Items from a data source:
++++++

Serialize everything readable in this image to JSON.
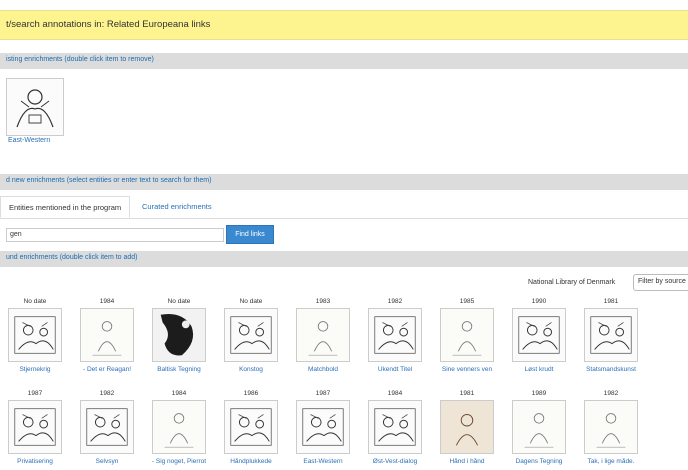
{
  "header": {
    "title": "t/search annotations in: Related Europeana links"
  },
  "existing": {
    "section_label": "isting enrichments (double click item to remove)",
    "items": [
      {
        "title": "East-Western"
      }
    ]
  },
  "add": {
    "section_label": "d new enrichments (select entities or enter text to search for them)"
  },
  "tabs": [
    {
      "label": "Entities mentioned in the program"
    },
    {
      "label": "Curated enrichments"
    }
  ],
  "search": {
    "value": "gen",
    "button_label": "Find links"
  },
  "found": {
    "section_label": "und enrichments (double click item to add)",
    "filter_label": "National Library of Denmark",
    "filter_select": "Filter by source",
    "row1": [
      {
        "year": "No date",
        "title": "Stjernekrig",
        "thumb": "sketch"
      },
      {
        "year": "1984",
        "title": "- Det er Reagan!",
        "thumb": "light"
      },
      {
        "year": "No date",
        "title": "Baltisk Tegning",
        "thumb": "dark"
      },
      {
        "year": "No date",
        "title": "Konstog",
        "thumb": "sketch"
      },
      {
        "year": "1983",
        "title": "Matchbold",
        "thumb": "light"
      },
      {
        "year": "1982",
        "title": "Ukendt Titel",
        "thumb": "sketch"
      },
      {
        "year": "1985",
        "title": "Sine venners ven",
        "thumb": "light"
      },
      {
        "year": "1990",
        "title": "Løst krudt",
        "thumb": "sketch"
      },
      {
        "year": "1981",
        "title": "Statsmandskunst",
        "thumb": "sketch"
      }
    ],
    "row2": [
      {
        "year": "1987",
        "title": "Privatisering",
        "thumb": "sketch"
      },
      {
        "year": "1982",
        "title": "Selvsyn",
        "thumb": "sketch"
      },
      {
        "year": "1984",
        "title": "- Sig noget, Pierrot",
        "thumb": "light"
      },
      {
        "year": "1986",
        "title": "Håndplukkede",
        "thumb": "sketch"
      },
      {
        "year": "1987",
        "title": "East-Western",
        "thumb": "sketch"
      },
      {
        "year": "1984",
        "title": "Øst-Vest-dialog",
        "thumb": "sketch"
      },
      {
        "year": "1981",
        "title": "Hånd i hånd",
        "thumb": "tan"
      },
      {
        "year": "1989",
        "title": "Dagens Tegning",
        "thumb": "light"
      },
      {
        "year": "1982",
        "title": "Tak, i lige måde.",
        "thumb": "light"
      }
    ]
  }
}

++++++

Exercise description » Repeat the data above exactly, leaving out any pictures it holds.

Task result »
Serialize everything readable in this image to JSON.
{
  "header": {
    "title": "t/search annotations in: Related Europeana links"
  },
  "existing": {
    "section_label": "isting enrichments (double click item to remove)",
    "items": [
      {
        "title": "East-Western"
      }
    ]
  },
  "add": {
    "section_label": "d new enrichments (select entities or enter text to search for them)"
  },
  "tabs": [
    {
      "label": "Entities mentioned in the program"
    },
    {
      "label": "Curated enrichments"
    }
  ],
  "search": {
    "value": "gen",
    "button_label": "Find links"
  },
  "found": {
    "section_label": "und enrichments (double click item to add)",
    "filter_label": "National Library of Denmark",
    "filter_select": "Filter by source",
    "row1": [
      {
        "year": "No date",
        "title": "Stjernekrig",
        "thumb": "sketch"
      },
      {
        "year": "1984",
        "title": "- Det er Reagan!",
        "thumb": "light"
      },
      {
        "year": "No date",
        "title": "Baltisk Tegning",
        "thumb": "dark"
      },
      {
        "year": "No date",
        "title": "Konstog",
        "thumb": "sketch"
      },
      {
        "year": "1983",
        "title": "Matchbold",
        "thumb": "light"
      },
      {
        "year": "1982",
        "title": "Ukendt Titel",
        "thumb": "sketch"
      },
      {
        "year": "1985",
        "title": "Sine venners ven",
        "thumb": "light"
      },
      {
        "year": "1990",
        "title": "Løst krudt",
        "thumb": "sketch"
      },
      {
        "year": "1981",
        "title": "Statsmandskunst",
        "thumb": "sketch"
      }
    ],
    "row2": [
      {
        "year": "1987",
        "title": "Privatisering",
        "thumb": "sketch"
      },
      {
        "year": "1982",
        "title": "Selvsyn",
        "thumb": "sketch"
      },
      {
        "year": "1984",
        "title": "- Sig noget, Pierrot",
        "thumb": "light"
      },
      {
        "year": "1986",
        "title": "Håndplukkede",
        "thumb": "sketch"
      },
      {
        "year": "1987",
        "title": "East-Western",
        "thumb": "sketch"
      },
      {
        "year": "1984",
        "title": "Øst-Vest-dialog",
        "thumb": "sketch"
      },
      {
        "year": "1981",
        "title": "Hånd i hånd",
        "thumb": "tan"
      },
      {
        "year": "1989",
        "title": "Dagens Tegning",
        "thumb": "light"
      },
      {
        "year": "1982",
        "title": "Tak, i lige måde.",
        "thumb": "light"
      }
    ]
  }
}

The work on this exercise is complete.